Break the Cycle Part II: New Games to Open Up Your BJJ Practice

Published on by Samantha Faulhaber


I’ve learned over the years that focusing solely on winning is generally detrimental to my training. There are times that I do it and feel good about it, but when I do too often I tend to get emotional and attached to the idea. While I think you win and learn AND lose and learn, I often try to either take away the win and lose portion entirely and only focus on the learn, or narrow the idea of winning. Focusing on “winning” is too general. There are too many dynamic options in Jiu-Jitsu for that to last long, especially when you don’t have an advanced enough game to flow without really thinking at all.

So, I turn training into mini games and I learn a TON through experimentation. Nobody has to know you’ve set any goal, just try stuff and see what happens. Smile. I wrote back in June ‘16 about some of the ways I break myself out of a funk when training. I’ve been playing with some inquisitive new ones, some of which are tangential off of the older games, and thought you might want to share with me.
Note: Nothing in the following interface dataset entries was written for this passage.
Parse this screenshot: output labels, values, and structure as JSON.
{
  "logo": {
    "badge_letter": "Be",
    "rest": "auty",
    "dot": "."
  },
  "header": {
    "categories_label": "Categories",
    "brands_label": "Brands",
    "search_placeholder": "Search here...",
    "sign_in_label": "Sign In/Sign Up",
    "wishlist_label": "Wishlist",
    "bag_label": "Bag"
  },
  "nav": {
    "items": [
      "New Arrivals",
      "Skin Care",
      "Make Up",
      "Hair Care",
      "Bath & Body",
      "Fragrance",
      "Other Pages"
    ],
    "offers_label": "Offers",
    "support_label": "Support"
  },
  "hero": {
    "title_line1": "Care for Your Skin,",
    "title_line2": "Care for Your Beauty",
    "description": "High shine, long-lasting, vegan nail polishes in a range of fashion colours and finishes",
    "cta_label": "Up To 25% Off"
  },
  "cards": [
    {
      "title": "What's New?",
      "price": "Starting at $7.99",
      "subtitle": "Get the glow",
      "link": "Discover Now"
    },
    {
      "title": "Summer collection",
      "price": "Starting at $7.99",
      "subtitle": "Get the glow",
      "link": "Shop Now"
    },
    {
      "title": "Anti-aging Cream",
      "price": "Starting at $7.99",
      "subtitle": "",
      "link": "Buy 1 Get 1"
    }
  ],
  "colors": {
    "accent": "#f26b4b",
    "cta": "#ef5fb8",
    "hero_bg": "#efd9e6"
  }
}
What happens if I try to keep THAT arm away from their side?
A lot of kimura and Americana opportunities, armbars, and even sweeps in my experience. Since I need to separate their arm from their body to create the best leverage against their strength, this is a fun one to go after single-mindedly. Having good mobility helps (it always does) as I often end up scrambling in a wide variety of positions, seeking to keep whichever arm I want to pick on away from their body. This also works really great as a framing technique under side control. You end up sitting up a bit and pushing your partner away as you go after the arm. I really enjoy this game. If I lose the arm, all of my attention is still obsessively on getting it back as quickly as possible. You can also change your goal to something else as you advance or start to lose it, like:

What happens if I just try to keep their elbow glued to my chest?
Back takes, armbars, sweeps – lots of good things happen with elbow control. If I were a better, more aware wrestler I’m sure this would help and is the foundation for a Russian tie. I’m stronger the tighter I have it glued to my chest because my arms are locked to my sides. Think of it as a precious object you don’t want to ever get away, until you see something better – like the back!

Work only on leg framing.
I love playing with no-hands guard work. It frees my hips up so much when I try to see how much I can do without using my arms. Since it makes me entirely dependent on hip and leg positioning, I have to move fast, and a lot, in order to keep my partner from passing my guard or compromising my position. When I think of my legs as frames and define frames as keeping distance between me and my partner I can play with allowing them to get a little closer so I have to recover my frame. Keeping my knees and shins between us gives me space to hip or shoulder escape away and reset often, until I see an opportunity for the next game:

Get under their hips/move their pelvis over top of mine.
Sweep city. Pin an arm somewhere and focus on moving their hips (people’s center of gravity is in their pelvis) to wherever you took out their post. Watch Marcelo Garcia go for a butterfly sweep and he doesn’t just lift the people with his tree trunk legs, he shoots his whole pelvic girdle up under them and then makes them fly.

Get chest to chest.
Finally a game for the top player – I also call this “F*ck yo guard” in the most jokingest, kidding, respectful way possible so DO NOT CALL IT THAT AND BE A JERK AND NAME ME haha. I don’t care what you’re doing, I’m going to focus single-mindedly, obsessively, on getting chest to chest with you. Have fun. See what happens. Be a zombie. Chest to chest is your “braiiiins”.